I would not want a left-handed Festool saw, and like my right-handed one just fine.
I suppose the right-handed direction could be a plus, or at least a neutral factor. But it might depend on who Makita is aiming the saw at. Corded tool users looking to jump into cordless, or cordless users who are fed up with the less powerful and short-running cordless saws they already use.
every single corded worm drive saw is “left handed”..
I dont know to many pro’s who cant figure out how to use one. for that matter most of the one I know Prefer the left hand design of a worm saw, but dislike the weight..
The 7-1/4″ blade, a full size blade, run time, and power should make this a beast of a saw. Going cordless with a full size saw would be a nice option for those of us who use them daily. The weight is on par with a corded saw, as it should be. I’m looking forward to seeing one in person.

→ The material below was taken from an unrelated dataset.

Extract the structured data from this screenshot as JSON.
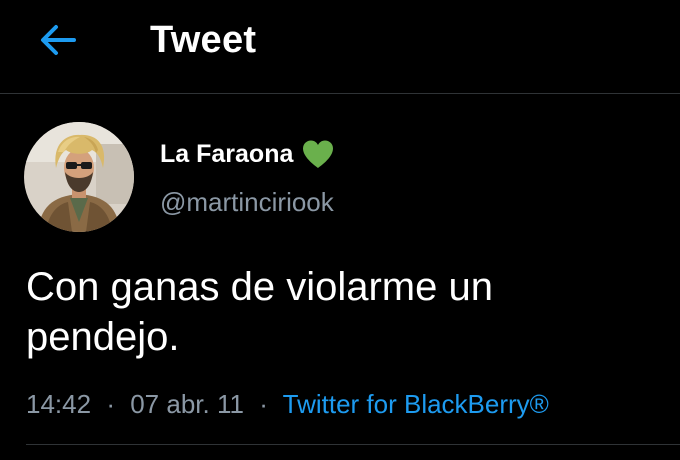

Funny, in canada, our saws only come with the blade on the right. It’s a learning curve for me to use cordless saw with blade left side.
On a side note, i’ve been using the dewalt 36v for 8 years now. It’s a good saw, but it can’t replace a corded version.
I’ve got the Bosch 36V saw, which in our tests was a (tiny) bit better than the DeWalt. But your comment is still valid: it’s still not a corded saw. For many applications, it’s certainly good enough; really depends on what you’re trying to do with it.
All that said, the 36V saw is WAY closer to corded performance than the current lineup of 18V models. So, based on your particular needs, it might be good for you. 18V circ saws are constantly referred to as anemic- this is a way for Makita 18V users to get that extra bang for the buck.
PS- it’s old, but here’s a link to a performance review of 36V saws.
Review summary of Hilti 36v, Bosch 36V, Dewalt 36V, and Milwaukee 28V: “We found these higher-voltage cordless saws to be so useful we stopped using corded models for pickup work, roof sheathing, and other intermittent cutting tasks. If I were in the market for a cordless saw for framing, my first choice would be the Bosch: It has good power and more runtime than all but the Hilti, and it’s the only saw with a rafter hook. My second choice would be the Milwaukee. Light, powerful, and comfortable to use, it’s the only saw that comes with two batteries.”
I saw the following figures saw on Amazon. It has a description which seems to fit this circular saw, but the model number is different. http://www.amazon.com/gp/aw/d/B00HHZ029U
Ugh. You have to love speech to text. I’m not sure how it translated “circular saw” into “figures saw”.
I agree, it will be interesting to see how Makita does with this saw. Given that it eliminates most of the common cordless circular saw objections (less power or uncommon battery, 6-1/2″ blade) this could be a real winner for them.
Stuart makita just released a 18 volt× 2= 36volt lawnmower DLM380RF4 in Australia. Please don’t mention me in the tool article. Thank you.
People can argue which handed saw is used more, but regardless, all of the tool companies should have both handed saws available for both right and left handed people or just preference. It’s kind of rediculous that they don’t. I have seen an equal number of right handed people that prefer a right or left saw. I prefer a left. And just cause fess tool did there’s a certain way doesn’t mean that it’s the only way!!!
Only and idiot would mass produce blade-right saws
After several decades with a trusty Craftsman corded saw with a right-sided blade I recently purchased an 18V 6 /2″ Makita left-blade cordless and hate using it. I’ve never bought a worm-drive saw for the same reason since they are all left-blade. This saw is designed to replace corded saws, not cordless. Only an idiot would design it to be opposite-bladed to the tool it replaces. I’m seriously considering returning my 18V saw and getting this one (well, actually the DHS711Z) and I for one am glad it has the blade on the same side as corded direct-drive saws.